- _PROVIDED INFORMATION_:
##########

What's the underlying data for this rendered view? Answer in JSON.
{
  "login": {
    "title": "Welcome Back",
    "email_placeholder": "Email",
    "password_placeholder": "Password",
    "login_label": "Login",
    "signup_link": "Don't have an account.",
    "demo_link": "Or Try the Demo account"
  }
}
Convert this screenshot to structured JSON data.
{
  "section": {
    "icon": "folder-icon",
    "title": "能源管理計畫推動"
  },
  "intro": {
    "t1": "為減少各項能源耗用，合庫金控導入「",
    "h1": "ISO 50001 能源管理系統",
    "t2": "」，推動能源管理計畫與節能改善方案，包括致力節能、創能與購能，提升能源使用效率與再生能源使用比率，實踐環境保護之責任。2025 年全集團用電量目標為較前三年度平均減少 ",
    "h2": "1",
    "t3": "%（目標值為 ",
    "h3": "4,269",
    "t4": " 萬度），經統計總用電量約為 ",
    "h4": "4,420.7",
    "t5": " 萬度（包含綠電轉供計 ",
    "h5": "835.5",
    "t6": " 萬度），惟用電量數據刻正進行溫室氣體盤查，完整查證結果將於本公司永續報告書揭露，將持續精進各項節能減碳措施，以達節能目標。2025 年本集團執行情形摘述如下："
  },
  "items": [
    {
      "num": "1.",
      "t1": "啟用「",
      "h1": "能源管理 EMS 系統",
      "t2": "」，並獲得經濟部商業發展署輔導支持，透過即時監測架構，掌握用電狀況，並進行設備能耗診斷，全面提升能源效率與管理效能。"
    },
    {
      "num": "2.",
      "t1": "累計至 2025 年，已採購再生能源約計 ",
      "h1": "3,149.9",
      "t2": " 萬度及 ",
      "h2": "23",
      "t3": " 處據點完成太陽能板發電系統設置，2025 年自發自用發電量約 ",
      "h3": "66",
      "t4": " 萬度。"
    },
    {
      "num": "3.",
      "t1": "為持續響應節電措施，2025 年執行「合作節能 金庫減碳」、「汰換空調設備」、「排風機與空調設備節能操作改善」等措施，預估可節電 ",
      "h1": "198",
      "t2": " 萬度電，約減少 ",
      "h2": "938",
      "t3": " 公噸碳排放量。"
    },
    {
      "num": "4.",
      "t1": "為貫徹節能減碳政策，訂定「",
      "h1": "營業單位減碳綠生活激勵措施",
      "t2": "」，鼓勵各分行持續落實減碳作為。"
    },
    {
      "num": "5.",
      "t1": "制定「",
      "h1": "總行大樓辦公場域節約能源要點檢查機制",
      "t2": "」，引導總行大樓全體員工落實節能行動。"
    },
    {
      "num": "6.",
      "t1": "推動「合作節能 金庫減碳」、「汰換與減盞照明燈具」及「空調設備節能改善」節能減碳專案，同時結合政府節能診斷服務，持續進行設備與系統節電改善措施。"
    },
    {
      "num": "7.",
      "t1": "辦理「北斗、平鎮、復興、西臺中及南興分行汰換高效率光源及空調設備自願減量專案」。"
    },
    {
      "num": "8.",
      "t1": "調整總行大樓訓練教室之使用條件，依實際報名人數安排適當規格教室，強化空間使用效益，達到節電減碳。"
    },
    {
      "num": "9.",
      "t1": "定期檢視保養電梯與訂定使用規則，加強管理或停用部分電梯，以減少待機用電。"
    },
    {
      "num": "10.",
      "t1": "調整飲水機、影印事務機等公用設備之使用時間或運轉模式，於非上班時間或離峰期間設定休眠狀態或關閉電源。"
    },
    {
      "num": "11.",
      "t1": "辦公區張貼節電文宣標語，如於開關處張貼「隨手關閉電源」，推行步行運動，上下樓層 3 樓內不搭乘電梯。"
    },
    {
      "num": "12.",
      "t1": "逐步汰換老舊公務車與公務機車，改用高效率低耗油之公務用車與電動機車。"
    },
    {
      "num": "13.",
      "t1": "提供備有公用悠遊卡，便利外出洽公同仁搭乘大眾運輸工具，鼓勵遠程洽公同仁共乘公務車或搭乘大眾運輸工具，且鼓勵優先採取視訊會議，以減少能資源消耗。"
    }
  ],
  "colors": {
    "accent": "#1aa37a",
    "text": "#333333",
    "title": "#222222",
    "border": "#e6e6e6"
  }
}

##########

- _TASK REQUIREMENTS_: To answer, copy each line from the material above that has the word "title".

- _EXERCISE ANSWER_:
    "title": "Welcome Back",
    "title": "能源管理計畫推動"
    "title": "#222222",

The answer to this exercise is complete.